1907 to 1931 - George L. and Annie Williams sold Murray Hill to Lydia Uelbelhoer Pattison of Buffalo. She and her husband, Edward P. Pattison, and children resided here. The family enjoyed the outdoors and utilized the property for recreation, including polo and ice skating on the ponds. It is likely that the Pattisons constructed the log cabin in what is now Al Lorenz Park for their children. In 1927, the Pattisons’ daughter Ruth was married on this site in an elaborate ceremony. Lydia U. Pattison died in 1929, and the estate went to her husband and children. In the late 1920s, New York State became interested in the Murray Hill site for a tuberculosis hospital and offered Edward Pattison $25,000 for the property, but he held out for more.
1931 - In the depths of the Great Depression, a massive local movement was organized to advocate for the tuberculosis hospital to be constructed in Mt. Morris. Governor Franklin Roosevelt and his wife, Eleanor, made a brief visit to Murray Hill and found the site suitable as a possibility for the TB hospital. Eleanor Roosevelt commented that Murray Hill was “beautiful,” leading to local myth that she influenced the final decision to locate the TB hospital here. In fact, the decision was based on the findings of state inspectors who narrowed down the search to either Mt. Morris and Warsaw. On the day the group was to inspect the site in Warsaw, there was a blizzard and the road to Warsaw was impassible, eliminating the site as a contender. The Mt. Morris site was determined to be the most advantageous because of its proximity to the railroads and improved water infrastructure. The restorative nature of the surroundings and the strong community support were also pivotal factors.
1932 to 1971– After a drawn-out court battle, Edward P. Pattison won about $150,000 from the state for Murray Hill but refused to vacate the property when the state took it over. He and his family eventually were forced to leave. Ground was broken for the TB hospital in 1932 and construction for the children’s hospital commenced in 1933. The hospital opened in 1936 and the campus included several residential buildings for doctors and their families, a nurses' dormitory, a greenhouse, and power plant. Improvements were made to the adjacent parklands for the staff and employees to enjoy. Preventative efforts and advances in the use of antibiotics impacted the spread of tuberculosis and resulted in the closing of the hospital by the state in 1971.
1971 to present day - Over the last 50 years, Livingston County has continually expanded and modernized the facilities and parklands at Murray Hill. By 1974, several county offices were rehoused on the campus, including a health-related facility in the former TB hospital. That year, the county also dedicated Livingston County’s first park, encompassing 80 acres and later named in honor of Al Lorenz, the longtime park superintendent. In 2004, the Center for Nursing and Rehabilitation was built to accommodate the growing needs of the area. In 2008, Livingston County dedicated the New Deal Gallery, operated by the Genesee Valley Council on the Arts, to house hundreds of easel paintings that decorated the rooms of the former TB hospital. The paintings were commissioned by the Works Projects Administration (WPA) during the Great Depression and comprise one of the largest collections of WPA art in the country. Several animal sculptures from the same time period remain on display on the campus grounds.

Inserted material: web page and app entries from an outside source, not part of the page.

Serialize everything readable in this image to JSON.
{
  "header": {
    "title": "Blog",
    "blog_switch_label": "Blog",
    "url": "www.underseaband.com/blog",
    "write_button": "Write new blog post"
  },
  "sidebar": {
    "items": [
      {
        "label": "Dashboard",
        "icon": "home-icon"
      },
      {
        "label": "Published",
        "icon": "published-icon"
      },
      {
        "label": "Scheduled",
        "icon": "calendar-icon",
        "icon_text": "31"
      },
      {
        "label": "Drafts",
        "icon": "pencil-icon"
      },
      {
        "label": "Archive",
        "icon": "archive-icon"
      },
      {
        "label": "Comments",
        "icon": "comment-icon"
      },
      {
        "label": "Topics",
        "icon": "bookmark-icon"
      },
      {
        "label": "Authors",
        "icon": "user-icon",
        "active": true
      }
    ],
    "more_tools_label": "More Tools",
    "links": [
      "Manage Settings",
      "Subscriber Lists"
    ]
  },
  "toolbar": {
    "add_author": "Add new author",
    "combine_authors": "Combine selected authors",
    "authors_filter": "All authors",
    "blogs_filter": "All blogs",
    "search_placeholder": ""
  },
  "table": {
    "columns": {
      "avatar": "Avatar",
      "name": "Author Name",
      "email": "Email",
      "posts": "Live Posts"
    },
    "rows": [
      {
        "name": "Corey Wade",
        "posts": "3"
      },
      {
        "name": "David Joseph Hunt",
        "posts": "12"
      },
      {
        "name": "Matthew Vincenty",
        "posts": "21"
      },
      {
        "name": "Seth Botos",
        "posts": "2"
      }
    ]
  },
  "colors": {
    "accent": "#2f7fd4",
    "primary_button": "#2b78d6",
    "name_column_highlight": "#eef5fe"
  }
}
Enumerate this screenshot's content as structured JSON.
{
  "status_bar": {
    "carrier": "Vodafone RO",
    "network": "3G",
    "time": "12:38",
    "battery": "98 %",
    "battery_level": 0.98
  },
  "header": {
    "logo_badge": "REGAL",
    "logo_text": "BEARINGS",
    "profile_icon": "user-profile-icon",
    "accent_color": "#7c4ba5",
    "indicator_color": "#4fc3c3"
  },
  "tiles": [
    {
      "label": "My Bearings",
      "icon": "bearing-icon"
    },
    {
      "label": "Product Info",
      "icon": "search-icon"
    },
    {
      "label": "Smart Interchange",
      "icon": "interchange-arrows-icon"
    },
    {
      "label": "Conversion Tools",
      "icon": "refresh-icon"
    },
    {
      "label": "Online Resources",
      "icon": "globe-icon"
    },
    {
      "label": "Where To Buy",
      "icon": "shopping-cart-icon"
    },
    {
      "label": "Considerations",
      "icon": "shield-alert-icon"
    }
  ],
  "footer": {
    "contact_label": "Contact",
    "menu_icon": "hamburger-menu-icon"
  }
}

Over time, the Murray Hill campus has continually undergone change to keep up with modern times. Throughout this process, Livingston County has attempted to maintain the integrity and historical significance of Murray Hill as a workplace and as a place for the public to enjoy the greenspace.
For more history of Murray Hill and the area, contact the County Historian's Office.
Updated April 2022